Bloemfontein: According to Andy Flower, there are two categories of batsmen: Sachin Tendulkar, and the rest.
“He is the best in the world,” Flower said of the Indian player. “The rest of us, who are more human, make mistakes sometimes. But people watch him bat and they think all of us should play as well as he does. It doesn’t quite work like that.” Flower had been asked why he, as one of the game’s premier batsmen, had not cashed in against the weaker teams in the World Cup. Flower scored 39 against Namibia and 71 against the Netherlands. Zimbabwe will have their last opportunity against a minor side when they play Kenya in Bloemfontein on Wednesday.
Shouldn’t Flower be looking to score a century against his African cousins' “I agree. All of our batsmen should aim to score hundreds against them,” Flower said.
Flower’s World Cup career record could also do with the boost of a century on Wednesday.
Quota system okay: Henry
Johannesburg: South Africa’s chief selector Omar Henry on Tuesday defended his team’s controversial quota system and insisted it can’t be used as an excuse for the country’s dismal World Cup performance.
“Cricketers, both black and white, must accept this as part of today’s set-up,” Henry said. “We have a legacy that we have to correct, and we have to learn to function successfully within that context.”
Prior to the tournament, Ali Bacher, now the World Cup supremo, gave late sports minister Steve Tshwete a promise that five coloured players would be included in the 15-man squad. Herschelle Gibbs, Makhaya Ntini, Robin Peterson, Charl Langeveldt and Monde Zondeki were the coloured players in the 15-man squad. But the selection of Boland seamer Langeveldt caused most uproar.
“What he does with what he has learned is up to him,” Henry told the Business Day newspaper. “He can take negatives or he can take positives out of the experience and this will define his future.
‘Lankan ducks’ to the slaughter
Colombo: Sri Lankan media came down hard on their cricket team following their humiliating 183-run defeat to India in a Super Six match Monday.
“Indians roast Lankan lame ducks,” screamed the banner headline in Daily Mirror, while Island wrote “Tendulkar fireworks reduces Sri Lanka to ashes.”
The state-run Daily News printed the most prophetic of all comments.
In a commentary, it said Sri Lanka, who won the coveted trophy in 1996, did not deserve a place in the Super Sixes. “Let’s face it. Do we deserve it. From me it is no,” said columnist Elmo Rodrigopulle.
“We say this because our victories, down the line other than dumping of Bangladesh and Canada have not been convincing and authoritative.”
He said the team given to Jayasuriya was also not balanced.
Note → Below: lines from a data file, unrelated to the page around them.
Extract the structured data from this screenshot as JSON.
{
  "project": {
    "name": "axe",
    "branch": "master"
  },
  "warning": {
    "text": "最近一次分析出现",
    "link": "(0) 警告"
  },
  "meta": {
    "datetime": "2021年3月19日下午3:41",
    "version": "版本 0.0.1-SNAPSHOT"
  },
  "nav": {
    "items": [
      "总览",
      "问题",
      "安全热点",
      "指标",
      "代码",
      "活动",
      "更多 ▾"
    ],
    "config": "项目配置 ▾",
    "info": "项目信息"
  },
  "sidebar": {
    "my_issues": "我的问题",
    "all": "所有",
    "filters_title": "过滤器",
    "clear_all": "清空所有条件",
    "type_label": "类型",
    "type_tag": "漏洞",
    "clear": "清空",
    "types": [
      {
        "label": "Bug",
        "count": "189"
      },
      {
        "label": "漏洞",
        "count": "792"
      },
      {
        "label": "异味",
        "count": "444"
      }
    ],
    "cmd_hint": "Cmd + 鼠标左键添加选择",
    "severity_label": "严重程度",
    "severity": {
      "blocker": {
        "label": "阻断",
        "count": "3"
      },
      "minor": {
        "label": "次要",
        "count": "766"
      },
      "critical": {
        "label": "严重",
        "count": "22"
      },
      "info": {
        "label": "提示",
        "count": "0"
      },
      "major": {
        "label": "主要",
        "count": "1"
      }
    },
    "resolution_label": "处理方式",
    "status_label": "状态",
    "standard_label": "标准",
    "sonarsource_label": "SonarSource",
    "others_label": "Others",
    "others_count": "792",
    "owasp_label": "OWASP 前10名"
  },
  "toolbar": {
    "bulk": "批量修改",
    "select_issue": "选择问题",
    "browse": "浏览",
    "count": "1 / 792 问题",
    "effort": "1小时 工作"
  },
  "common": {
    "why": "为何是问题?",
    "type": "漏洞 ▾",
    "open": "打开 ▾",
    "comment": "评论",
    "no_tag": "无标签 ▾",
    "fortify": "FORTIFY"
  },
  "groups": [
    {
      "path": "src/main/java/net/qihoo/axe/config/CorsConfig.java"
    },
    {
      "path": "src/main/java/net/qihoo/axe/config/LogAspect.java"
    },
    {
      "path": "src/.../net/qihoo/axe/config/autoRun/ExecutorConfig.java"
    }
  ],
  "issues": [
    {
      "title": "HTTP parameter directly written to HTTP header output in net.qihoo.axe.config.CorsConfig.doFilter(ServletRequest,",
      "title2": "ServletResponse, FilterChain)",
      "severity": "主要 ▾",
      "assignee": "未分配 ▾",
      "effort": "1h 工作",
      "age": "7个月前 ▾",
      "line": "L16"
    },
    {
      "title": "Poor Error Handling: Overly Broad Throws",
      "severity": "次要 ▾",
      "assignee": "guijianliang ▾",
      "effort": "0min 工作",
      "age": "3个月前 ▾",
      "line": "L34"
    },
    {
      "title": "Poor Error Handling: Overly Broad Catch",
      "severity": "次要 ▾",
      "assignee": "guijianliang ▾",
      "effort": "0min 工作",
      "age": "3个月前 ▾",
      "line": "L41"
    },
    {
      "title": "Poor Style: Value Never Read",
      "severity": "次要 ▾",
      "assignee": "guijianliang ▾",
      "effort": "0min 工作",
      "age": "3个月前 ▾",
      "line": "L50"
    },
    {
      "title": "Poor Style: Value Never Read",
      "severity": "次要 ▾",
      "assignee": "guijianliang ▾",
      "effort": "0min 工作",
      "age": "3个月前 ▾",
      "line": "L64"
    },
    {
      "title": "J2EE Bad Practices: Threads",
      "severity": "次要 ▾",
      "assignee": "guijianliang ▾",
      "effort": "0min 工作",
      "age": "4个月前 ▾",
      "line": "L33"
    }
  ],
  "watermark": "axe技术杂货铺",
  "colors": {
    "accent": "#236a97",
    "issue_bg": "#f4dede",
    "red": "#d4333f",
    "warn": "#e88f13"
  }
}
Meanwhile, angry fans called up radio and television stations to register their disappointment and charged that the Lankans had sold the match to India.
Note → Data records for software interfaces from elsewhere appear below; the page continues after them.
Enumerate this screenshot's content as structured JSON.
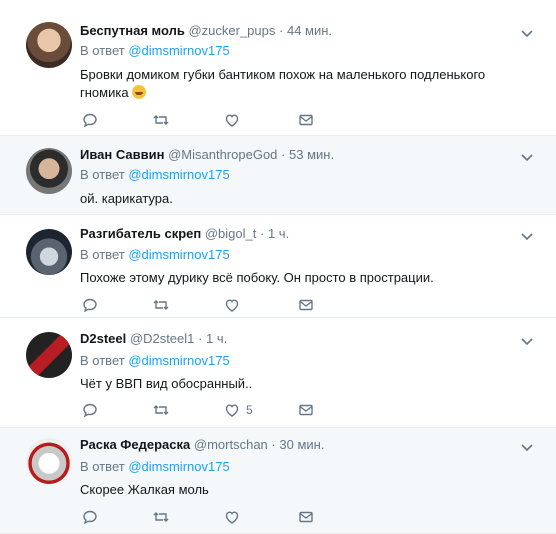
{
  "tweets": [
    {
      "name": "Беспутная моль",
      "handle": "@zucker_pups",
      "time": "44 мин.",
      "reply_prefix": "В ответ",
      "reply_to": "@dimsmirnov175",
      "text": "Бровки домиком губки бантиком похож на маленького подленького гномика",
      "emoji": "laughing-crying-emoji",
      "likes": ""
    },
    {
      "name": "Иван Саввин",
      "handle": "@MisanthropeGod",
      "time": "53 мин.",
      "reply_prefix": "В ответ",
      "reply_to": "@dimsmirnov175",
      "text": "ой. карикатура.",
      "likes": ""
    },
    {
      "name": "Разгибатель скреп",
      "handle": "@bigol_t",
      "time": "1 ч.",
      "reply_prefix": "В ответ",
      "reply_to": "@dimsmirnov175",
      "text": "Похоже этому дурику всё побоку. Он просто в прострации.",
      "likes": ""
    },
    {
      "name": "D2steel",
      "handle": "@D2steel1",
      "time": "1 ч.",
      "reply_prefix": "В ответ",
      "reply_to": "@dimsmirnov175",
      "text": "Чёт у ВВП вид обосранный..",
      "likes": "5"
    },
    {
      "name": "Раска Федераска",
      "handle": "@mortschan",
      "time": "30 мин.",
      "reply_prefix": "В ответ",
      "reply_to": "@dimsmirnov175",
      "text": "Скорее Жалкая моль",
      "likes": ""
    }
  ],
  "separator": "·",
  "colors": {
    "accent": "#1da1f2",
    "secondary": "#657786",
    "gray_bg": "#f5f8fa",
    "white_bg": "#ffffff"
  },
  "icons": [
    "reply-icon",
    "retweet-icon",
    "like-icon",
    "direct-message-icon",
    "chevron-down-icon"
  ]
}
nKenya vs Zimbabwe, live on Max from 1.30 pm n New Zealand vs Australia, highlights on Max from 8.30 am n Taking Guard on ESPN and STAR Sports from 12.30 pm